Data for review →
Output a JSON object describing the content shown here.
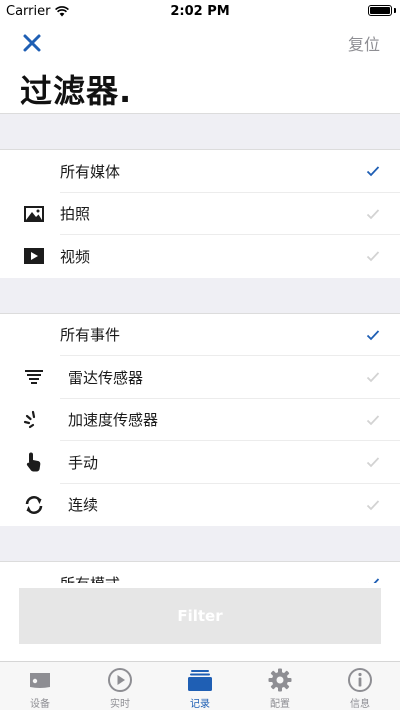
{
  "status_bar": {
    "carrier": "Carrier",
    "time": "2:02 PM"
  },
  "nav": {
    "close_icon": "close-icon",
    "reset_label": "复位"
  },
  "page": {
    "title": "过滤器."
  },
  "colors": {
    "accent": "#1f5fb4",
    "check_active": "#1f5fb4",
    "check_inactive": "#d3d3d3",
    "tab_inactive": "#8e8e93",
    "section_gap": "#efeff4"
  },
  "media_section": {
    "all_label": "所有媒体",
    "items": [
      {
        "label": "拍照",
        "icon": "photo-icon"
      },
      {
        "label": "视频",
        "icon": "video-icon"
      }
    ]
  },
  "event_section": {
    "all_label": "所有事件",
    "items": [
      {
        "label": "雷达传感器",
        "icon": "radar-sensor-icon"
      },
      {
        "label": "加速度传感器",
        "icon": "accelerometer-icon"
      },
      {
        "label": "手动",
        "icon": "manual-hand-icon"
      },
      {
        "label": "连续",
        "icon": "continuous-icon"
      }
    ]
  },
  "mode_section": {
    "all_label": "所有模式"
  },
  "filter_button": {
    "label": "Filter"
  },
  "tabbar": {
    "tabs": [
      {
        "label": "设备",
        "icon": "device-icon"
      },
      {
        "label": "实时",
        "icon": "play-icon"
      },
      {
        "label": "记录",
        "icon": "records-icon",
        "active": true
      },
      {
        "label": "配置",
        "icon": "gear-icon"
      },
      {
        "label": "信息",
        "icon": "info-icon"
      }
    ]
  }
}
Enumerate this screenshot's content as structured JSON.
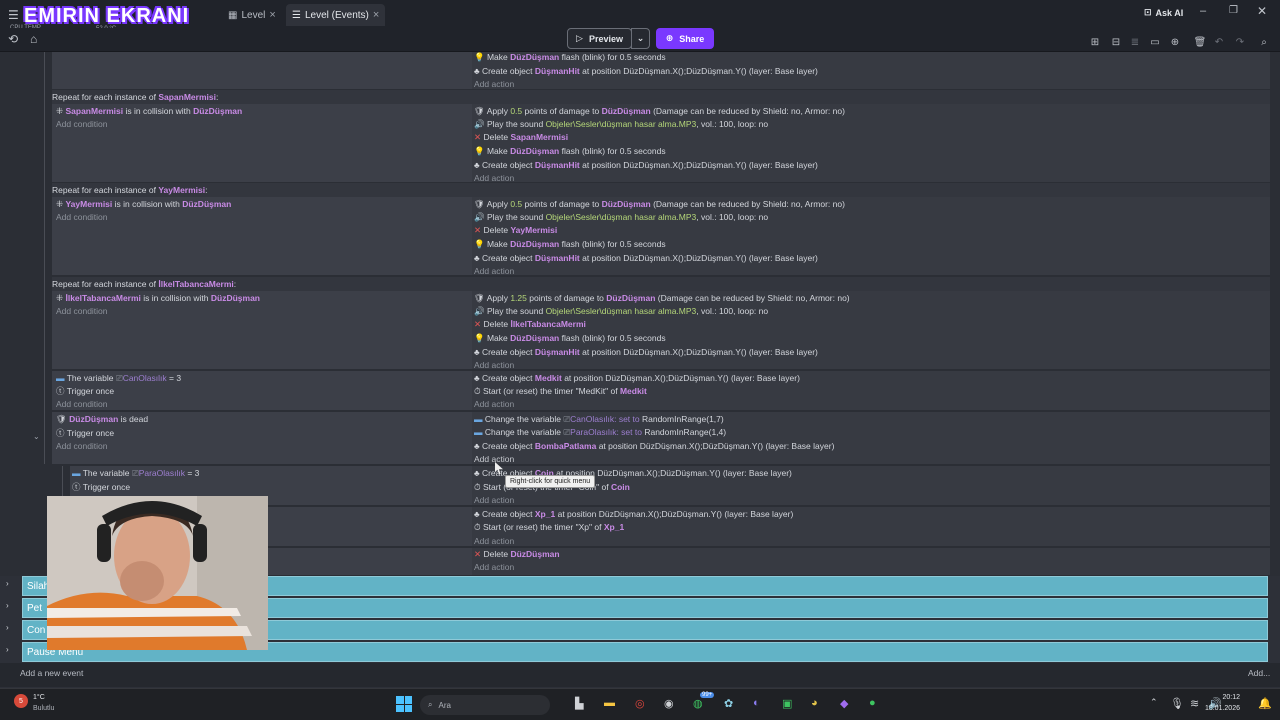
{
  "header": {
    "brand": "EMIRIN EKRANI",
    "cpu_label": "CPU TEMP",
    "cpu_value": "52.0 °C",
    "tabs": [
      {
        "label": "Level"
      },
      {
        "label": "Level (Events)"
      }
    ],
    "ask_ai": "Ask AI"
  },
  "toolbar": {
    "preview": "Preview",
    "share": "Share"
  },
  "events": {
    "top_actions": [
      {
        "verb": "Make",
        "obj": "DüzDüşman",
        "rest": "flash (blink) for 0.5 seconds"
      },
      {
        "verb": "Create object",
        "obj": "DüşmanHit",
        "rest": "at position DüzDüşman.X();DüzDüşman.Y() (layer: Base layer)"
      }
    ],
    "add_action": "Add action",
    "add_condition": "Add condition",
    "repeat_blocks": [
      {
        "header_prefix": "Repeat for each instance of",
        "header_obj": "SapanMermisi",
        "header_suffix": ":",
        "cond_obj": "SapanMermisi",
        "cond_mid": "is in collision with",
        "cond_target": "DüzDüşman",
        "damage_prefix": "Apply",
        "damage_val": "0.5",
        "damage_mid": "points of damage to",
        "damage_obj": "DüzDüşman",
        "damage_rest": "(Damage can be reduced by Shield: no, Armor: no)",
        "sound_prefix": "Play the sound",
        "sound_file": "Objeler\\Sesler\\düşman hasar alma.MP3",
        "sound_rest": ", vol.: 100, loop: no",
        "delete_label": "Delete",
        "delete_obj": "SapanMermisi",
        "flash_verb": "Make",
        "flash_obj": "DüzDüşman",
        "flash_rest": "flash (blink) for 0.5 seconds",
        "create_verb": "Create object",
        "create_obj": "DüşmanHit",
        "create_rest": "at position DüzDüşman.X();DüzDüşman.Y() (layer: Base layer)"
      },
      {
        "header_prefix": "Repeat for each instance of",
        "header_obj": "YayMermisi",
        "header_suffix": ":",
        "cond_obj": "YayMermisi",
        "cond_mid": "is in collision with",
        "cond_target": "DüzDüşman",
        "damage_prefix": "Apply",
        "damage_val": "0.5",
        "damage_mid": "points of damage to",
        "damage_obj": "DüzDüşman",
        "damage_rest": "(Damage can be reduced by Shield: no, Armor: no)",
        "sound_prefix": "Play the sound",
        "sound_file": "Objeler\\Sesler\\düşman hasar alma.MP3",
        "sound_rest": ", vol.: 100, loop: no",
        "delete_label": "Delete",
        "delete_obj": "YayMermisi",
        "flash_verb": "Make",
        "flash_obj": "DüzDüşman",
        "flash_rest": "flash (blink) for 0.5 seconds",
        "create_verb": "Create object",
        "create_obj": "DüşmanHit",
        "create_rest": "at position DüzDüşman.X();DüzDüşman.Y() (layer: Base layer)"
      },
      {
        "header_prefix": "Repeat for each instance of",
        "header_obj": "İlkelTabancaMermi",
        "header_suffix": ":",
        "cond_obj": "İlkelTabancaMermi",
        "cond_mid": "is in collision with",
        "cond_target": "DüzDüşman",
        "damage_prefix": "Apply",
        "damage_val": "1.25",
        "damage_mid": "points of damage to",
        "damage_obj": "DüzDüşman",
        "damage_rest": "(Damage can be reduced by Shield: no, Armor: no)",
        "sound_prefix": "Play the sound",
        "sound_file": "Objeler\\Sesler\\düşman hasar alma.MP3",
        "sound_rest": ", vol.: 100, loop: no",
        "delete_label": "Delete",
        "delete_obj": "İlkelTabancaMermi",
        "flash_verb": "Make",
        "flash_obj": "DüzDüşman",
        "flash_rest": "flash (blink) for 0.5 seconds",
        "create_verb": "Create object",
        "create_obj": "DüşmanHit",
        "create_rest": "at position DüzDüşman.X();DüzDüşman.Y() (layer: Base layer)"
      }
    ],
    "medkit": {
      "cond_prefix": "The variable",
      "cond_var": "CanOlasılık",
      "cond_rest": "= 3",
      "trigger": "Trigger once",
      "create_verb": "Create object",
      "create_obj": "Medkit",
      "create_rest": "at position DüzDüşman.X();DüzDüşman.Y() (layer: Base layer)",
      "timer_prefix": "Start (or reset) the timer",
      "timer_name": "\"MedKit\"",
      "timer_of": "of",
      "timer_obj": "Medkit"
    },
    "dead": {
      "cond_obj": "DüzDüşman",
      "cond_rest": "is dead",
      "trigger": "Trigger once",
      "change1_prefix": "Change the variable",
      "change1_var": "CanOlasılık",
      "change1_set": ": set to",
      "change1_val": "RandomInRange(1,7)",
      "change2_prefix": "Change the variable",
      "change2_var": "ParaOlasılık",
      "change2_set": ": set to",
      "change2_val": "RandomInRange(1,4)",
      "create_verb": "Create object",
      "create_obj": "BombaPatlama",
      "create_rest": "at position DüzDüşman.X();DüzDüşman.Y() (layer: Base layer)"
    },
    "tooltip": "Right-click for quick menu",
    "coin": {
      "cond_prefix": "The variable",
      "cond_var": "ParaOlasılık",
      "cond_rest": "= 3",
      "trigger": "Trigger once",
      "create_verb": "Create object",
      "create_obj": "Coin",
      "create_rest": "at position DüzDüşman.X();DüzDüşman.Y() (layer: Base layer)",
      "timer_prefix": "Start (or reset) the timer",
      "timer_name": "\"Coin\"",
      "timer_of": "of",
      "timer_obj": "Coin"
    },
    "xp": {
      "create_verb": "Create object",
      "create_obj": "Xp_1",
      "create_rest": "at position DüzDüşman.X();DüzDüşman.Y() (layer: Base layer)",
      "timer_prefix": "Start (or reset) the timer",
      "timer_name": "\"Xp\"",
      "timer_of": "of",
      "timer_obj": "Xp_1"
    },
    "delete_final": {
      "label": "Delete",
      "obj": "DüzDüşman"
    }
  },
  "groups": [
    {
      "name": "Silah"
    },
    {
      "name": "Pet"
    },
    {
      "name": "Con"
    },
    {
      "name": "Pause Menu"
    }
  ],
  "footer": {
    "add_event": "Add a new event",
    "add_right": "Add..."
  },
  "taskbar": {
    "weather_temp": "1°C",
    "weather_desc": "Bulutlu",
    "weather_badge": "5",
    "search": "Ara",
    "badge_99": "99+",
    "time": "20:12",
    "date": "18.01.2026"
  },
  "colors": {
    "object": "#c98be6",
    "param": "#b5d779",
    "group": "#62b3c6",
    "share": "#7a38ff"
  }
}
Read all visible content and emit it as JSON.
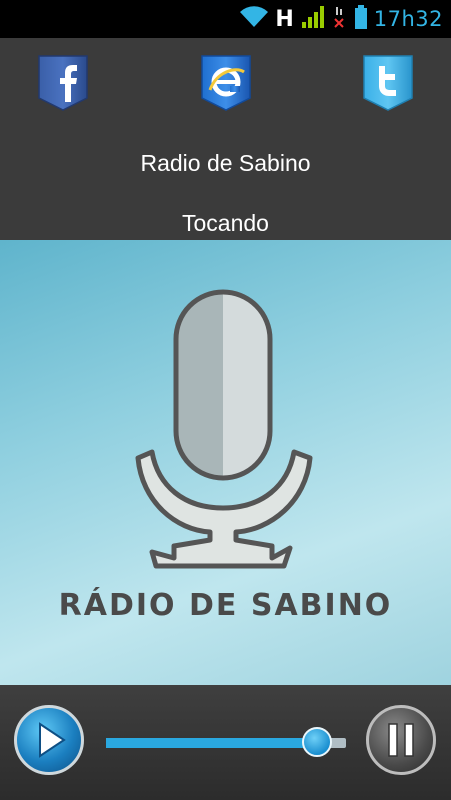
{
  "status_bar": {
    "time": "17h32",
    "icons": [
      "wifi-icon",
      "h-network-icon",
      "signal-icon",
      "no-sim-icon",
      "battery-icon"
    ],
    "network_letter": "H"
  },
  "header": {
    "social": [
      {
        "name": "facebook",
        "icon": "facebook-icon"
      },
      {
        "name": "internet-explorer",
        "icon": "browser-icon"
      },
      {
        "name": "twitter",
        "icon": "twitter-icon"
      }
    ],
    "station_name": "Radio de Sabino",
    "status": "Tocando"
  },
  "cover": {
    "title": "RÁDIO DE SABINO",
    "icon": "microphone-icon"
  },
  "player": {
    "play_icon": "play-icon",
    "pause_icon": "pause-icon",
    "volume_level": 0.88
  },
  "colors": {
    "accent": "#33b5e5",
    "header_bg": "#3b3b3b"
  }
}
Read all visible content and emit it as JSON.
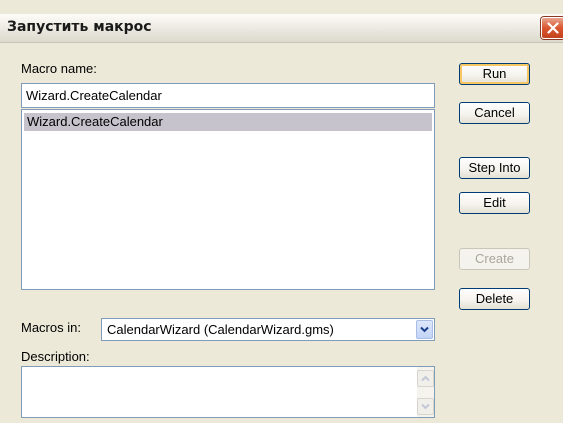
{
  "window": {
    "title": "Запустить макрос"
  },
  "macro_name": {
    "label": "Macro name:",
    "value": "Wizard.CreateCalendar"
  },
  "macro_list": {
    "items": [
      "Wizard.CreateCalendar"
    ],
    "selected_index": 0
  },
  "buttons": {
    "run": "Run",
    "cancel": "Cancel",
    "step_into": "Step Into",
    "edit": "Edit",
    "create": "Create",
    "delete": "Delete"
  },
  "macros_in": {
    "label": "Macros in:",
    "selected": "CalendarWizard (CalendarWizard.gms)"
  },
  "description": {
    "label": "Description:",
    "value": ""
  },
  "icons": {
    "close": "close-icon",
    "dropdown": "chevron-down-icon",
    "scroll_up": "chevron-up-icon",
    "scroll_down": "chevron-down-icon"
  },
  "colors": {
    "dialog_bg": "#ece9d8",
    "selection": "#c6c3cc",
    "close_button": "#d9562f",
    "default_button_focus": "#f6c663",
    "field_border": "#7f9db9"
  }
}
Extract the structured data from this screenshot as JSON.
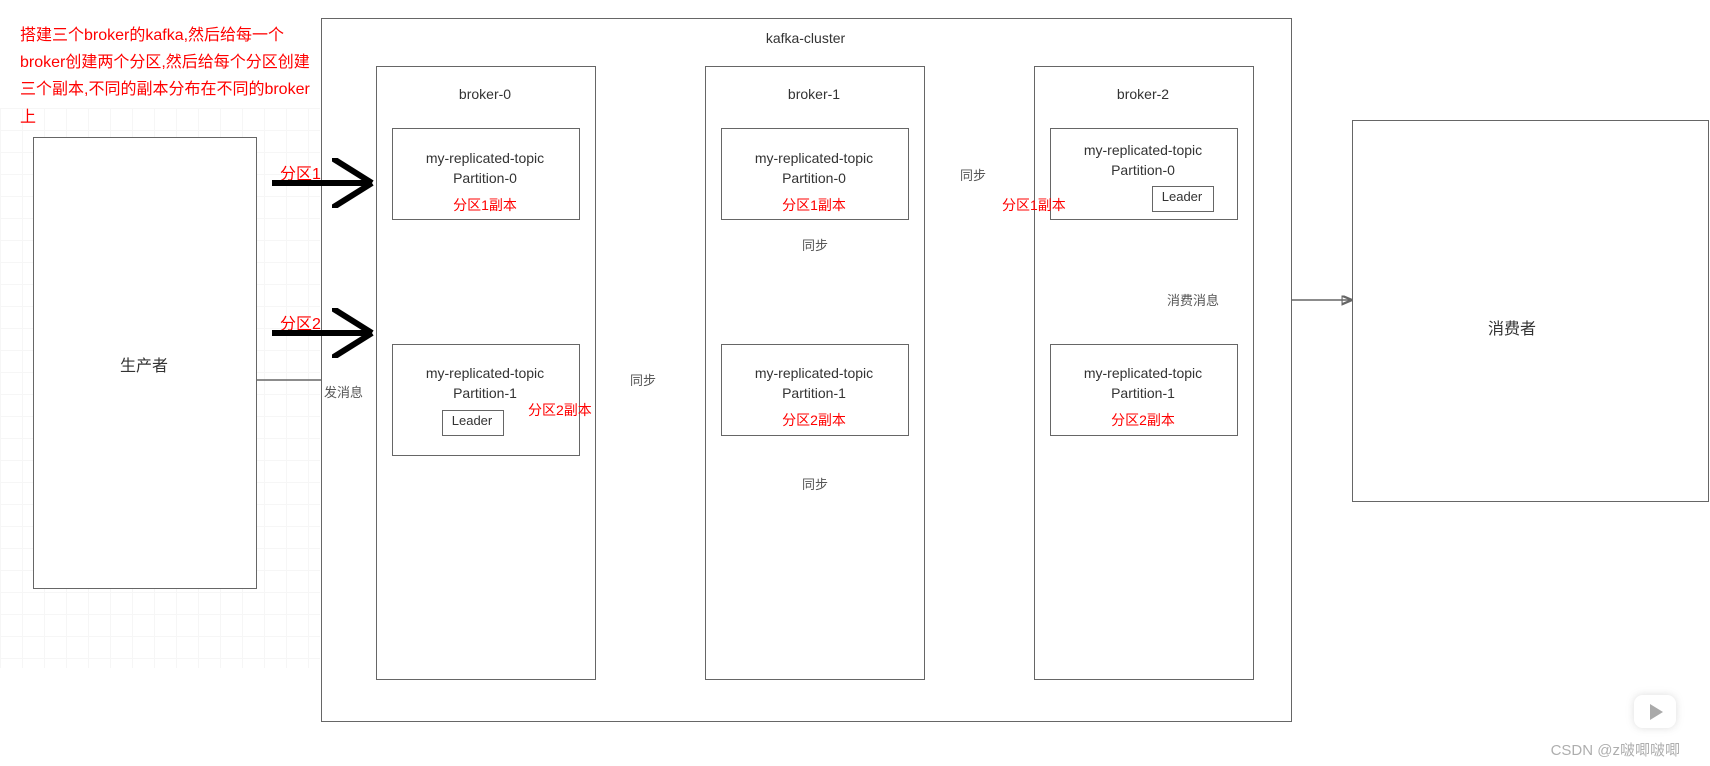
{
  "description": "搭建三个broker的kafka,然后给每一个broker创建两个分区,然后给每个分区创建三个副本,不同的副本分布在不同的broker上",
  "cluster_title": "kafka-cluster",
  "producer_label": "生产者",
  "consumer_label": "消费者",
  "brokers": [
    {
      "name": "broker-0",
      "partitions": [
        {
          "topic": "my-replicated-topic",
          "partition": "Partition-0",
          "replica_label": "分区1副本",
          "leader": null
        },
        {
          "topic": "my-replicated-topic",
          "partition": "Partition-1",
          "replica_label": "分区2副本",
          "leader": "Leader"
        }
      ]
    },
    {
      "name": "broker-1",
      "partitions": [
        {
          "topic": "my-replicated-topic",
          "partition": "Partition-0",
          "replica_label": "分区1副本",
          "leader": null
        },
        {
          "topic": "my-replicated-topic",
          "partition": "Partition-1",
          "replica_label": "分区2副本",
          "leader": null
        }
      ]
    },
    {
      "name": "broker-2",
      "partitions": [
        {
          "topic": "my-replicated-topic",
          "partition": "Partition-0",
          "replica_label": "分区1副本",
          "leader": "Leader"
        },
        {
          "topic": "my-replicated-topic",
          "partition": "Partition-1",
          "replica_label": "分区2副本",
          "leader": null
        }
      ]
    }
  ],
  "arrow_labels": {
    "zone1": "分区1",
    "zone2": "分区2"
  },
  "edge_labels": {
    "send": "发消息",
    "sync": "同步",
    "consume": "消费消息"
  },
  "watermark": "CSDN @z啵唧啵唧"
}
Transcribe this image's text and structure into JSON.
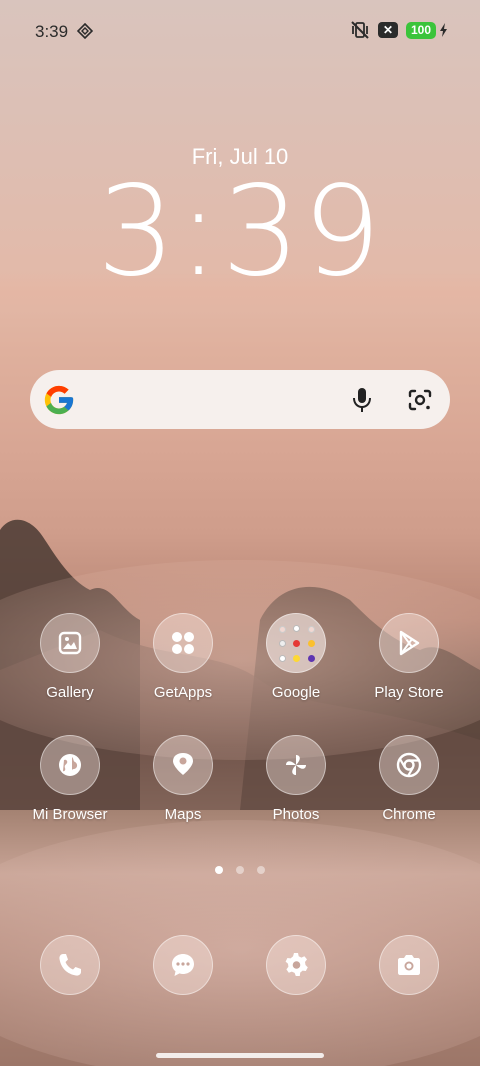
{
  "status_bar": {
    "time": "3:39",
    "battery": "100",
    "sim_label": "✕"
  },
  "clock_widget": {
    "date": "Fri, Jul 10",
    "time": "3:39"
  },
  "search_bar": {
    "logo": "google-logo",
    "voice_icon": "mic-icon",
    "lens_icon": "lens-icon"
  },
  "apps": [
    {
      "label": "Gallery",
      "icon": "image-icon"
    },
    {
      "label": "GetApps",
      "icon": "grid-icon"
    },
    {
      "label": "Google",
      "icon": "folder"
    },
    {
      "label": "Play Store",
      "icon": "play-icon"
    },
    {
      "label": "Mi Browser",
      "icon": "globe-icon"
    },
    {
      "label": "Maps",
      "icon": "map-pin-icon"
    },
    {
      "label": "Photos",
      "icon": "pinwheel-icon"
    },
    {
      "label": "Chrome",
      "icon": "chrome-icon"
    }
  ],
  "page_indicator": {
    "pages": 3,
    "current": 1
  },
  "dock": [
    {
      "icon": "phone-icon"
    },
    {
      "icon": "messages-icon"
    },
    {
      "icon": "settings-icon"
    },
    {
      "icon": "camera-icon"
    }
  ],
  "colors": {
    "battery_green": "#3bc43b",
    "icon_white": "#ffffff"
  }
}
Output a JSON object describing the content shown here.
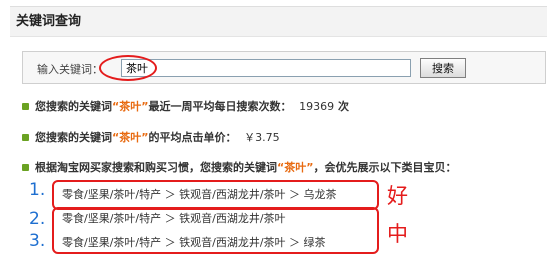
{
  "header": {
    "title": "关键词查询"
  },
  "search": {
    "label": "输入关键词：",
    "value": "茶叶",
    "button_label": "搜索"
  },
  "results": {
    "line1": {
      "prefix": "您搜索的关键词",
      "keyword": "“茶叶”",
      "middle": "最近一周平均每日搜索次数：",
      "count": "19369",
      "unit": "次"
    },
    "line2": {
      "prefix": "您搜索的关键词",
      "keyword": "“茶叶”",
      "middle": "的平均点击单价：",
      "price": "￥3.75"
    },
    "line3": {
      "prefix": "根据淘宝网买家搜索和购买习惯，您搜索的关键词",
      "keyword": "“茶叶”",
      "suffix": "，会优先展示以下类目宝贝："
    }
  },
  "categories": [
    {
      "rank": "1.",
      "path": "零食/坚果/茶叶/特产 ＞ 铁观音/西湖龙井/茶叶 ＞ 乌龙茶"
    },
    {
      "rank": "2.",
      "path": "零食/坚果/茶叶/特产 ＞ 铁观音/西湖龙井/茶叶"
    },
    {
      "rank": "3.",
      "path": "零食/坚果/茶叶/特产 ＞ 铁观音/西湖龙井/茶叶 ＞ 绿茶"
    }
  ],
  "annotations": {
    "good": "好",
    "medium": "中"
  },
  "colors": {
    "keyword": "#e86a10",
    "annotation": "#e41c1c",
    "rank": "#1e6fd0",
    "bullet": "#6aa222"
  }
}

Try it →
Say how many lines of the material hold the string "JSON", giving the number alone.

Exercise result →
7